Through giving aid to foreign armies and involving ourselves in conflicts worldwide, our politicians and the upper class are able to live more than comfortably through the returns they receive through stocks, among other methods, which they are led to invest in due to their knowledge of military plans and contracts down the line.

We have continually seen throughout American history how eager we are to ramp up our industry, get involved in matters halfway across the world, and then a small populationally unrepresentative group reaps the economic benefits. 

This is not an under-the-radar issue; there are laws and regulations surrounding the owning of stocks by Congress. Clearly they are not working. Now, the idea that our elected officials should not be able to invest in stocks at all is being bounced around.

“Merchants of Death” is not a new term, but it is one that aptly describes these companies and, furthermore, these politicians. Their will to act like this behind the guise of financial wisdom and upward mobility through investing, while telling the populace that they are anti-war, is astounding and is the kind of boldfaced contradictions that have become all too common in our politics. 

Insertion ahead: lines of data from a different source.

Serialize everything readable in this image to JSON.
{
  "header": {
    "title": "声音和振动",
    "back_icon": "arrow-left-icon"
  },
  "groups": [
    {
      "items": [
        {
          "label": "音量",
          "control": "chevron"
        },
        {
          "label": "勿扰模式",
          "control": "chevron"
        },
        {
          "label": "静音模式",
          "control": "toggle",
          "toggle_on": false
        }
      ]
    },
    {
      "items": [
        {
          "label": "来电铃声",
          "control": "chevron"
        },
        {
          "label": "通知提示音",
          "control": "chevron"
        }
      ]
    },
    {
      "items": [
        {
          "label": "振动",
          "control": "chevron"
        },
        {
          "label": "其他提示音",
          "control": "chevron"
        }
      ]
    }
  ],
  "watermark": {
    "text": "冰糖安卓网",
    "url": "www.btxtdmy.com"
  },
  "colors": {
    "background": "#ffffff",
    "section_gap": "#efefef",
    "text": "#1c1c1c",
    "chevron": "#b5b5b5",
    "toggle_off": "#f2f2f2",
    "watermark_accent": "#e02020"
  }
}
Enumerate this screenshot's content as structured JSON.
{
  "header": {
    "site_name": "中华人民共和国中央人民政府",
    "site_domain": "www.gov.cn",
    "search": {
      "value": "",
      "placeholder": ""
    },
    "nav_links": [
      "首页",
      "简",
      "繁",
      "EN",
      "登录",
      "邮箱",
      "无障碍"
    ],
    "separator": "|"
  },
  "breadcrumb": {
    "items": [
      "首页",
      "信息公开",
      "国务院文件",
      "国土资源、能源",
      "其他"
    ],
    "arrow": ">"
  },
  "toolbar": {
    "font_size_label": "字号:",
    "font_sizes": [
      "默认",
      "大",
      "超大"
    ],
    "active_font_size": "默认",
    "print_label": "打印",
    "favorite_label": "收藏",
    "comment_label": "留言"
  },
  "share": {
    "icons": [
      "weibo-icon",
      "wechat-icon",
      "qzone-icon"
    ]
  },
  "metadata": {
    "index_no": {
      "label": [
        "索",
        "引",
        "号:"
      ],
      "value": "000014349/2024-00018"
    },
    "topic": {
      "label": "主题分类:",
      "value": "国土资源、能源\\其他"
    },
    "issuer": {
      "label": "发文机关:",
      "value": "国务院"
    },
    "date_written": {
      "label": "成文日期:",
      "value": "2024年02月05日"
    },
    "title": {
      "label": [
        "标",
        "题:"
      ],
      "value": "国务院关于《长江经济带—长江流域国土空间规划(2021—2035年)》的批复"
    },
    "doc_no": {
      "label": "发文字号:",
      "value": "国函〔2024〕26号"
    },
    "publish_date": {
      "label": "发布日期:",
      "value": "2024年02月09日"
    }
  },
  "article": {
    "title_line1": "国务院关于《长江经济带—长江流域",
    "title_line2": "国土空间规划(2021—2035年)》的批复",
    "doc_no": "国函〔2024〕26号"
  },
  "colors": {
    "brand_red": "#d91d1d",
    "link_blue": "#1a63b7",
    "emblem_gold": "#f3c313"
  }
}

The ability to make money directly off of the suffering and death of others seems like something straight out of a dystopian movie. Sadly, it is not fiction, but our reality in America.